Preventing creation of instances via new can be accomplished by making the class constructor(s) private.

Here is a typical code example for implementing a Singleton pattern in C#:

class Singleton
{
    // Because the _instance member is made private, the only way to get the single 
    // instance is via the static Instance property below. This can also be similarly 
    // achieved with a GetInstance() method instead of the property.
    private static Singleton _instance = null;

    // Making the constructor private prevents other instances from being 
    // created via something like Singleton s = new Singleton(), protecting
    // against unintentional misuse.
    private Singleton()
    {
    }

    public static Singleton Instance
    {
        get 
        {
            // The first call will create the one and only instance.
            if (_instance == null)
            {
                _instance = new Singleton();
            }

            // Every call afterwards will return the single instance created above.
            return _instance;
        }
    }
}

To illustrate this pattern further, the code below checks whether an identical instance of the Singleton is returned when the Instance property is called more than once.

class Program
{
    static void Main(string[] args)
    {
        Singleton s1 = Singleton.Instance;
        Singleton s2 = Singleton.Instance;
        
        // Both Singleton objects above should now reference the same Singleton instance.
        if (Object.ReferenceEquals(s1, s2))
        {
            Console.WriteLine("Singleton is working");
        }
        else
        {
            // Otherwise, the Singleton Instance property is returning something 
            // other than the unique, single instance when called.
            Console.WriteLine("Singleton is broken");
        }
    }
}

Note: this implementation is not thread safe.

To see more examples, including how to make this thread-safe, visit: Singleton Implementation

Singletons are conceptually similar to a global value, and cause similar design flaws and concerns. Because of this, the Singleton pattern is widely regarded as an anti-pattern.

Visit "What is so bad about Singletons?" for more information on the problems that arise with their use.

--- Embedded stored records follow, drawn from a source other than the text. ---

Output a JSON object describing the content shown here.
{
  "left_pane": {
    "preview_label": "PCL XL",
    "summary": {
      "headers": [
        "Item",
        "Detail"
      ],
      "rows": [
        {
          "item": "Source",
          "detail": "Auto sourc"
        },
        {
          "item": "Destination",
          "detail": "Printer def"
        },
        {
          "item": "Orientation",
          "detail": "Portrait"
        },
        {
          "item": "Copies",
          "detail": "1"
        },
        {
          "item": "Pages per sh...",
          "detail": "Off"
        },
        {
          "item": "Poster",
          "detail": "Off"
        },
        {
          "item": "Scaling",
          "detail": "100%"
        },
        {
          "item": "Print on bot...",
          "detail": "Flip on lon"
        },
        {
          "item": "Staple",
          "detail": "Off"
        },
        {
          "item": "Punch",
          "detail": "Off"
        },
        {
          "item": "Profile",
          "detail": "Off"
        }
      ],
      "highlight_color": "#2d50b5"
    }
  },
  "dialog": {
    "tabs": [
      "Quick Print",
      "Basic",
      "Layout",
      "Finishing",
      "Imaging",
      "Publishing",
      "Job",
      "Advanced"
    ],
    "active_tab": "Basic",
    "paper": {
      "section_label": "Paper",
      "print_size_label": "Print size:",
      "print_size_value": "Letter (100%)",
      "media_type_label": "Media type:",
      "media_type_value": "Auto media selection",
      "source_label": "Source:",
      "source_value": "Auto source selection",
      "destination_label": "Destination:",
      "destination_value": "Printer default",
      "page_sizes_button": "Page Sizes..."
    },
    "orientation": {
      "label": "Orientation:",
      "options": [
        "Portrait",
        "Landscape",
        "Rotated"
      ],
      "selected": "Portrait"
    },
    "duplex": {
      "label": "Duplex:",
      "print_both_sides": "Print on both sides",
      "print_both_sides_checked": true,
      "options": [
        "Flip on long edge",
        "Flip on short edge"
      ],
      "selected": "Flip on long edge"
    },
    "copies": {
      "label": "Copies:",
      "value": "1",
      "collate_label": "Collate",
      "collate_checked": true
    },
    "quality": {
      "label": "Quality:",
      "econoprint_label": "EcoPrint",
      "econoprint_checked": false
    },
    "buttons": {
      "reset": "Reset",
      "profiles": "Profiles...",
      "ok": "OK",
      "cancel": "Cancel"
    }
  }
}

In C#, you have the ability to make a class static, which makes all members static, and the class cannot be instantiated. Given this, it is common to see static classes used in place of the Singleton pattern.

For key differences between the two, visit C# Singleton Pattern Versus Static Class.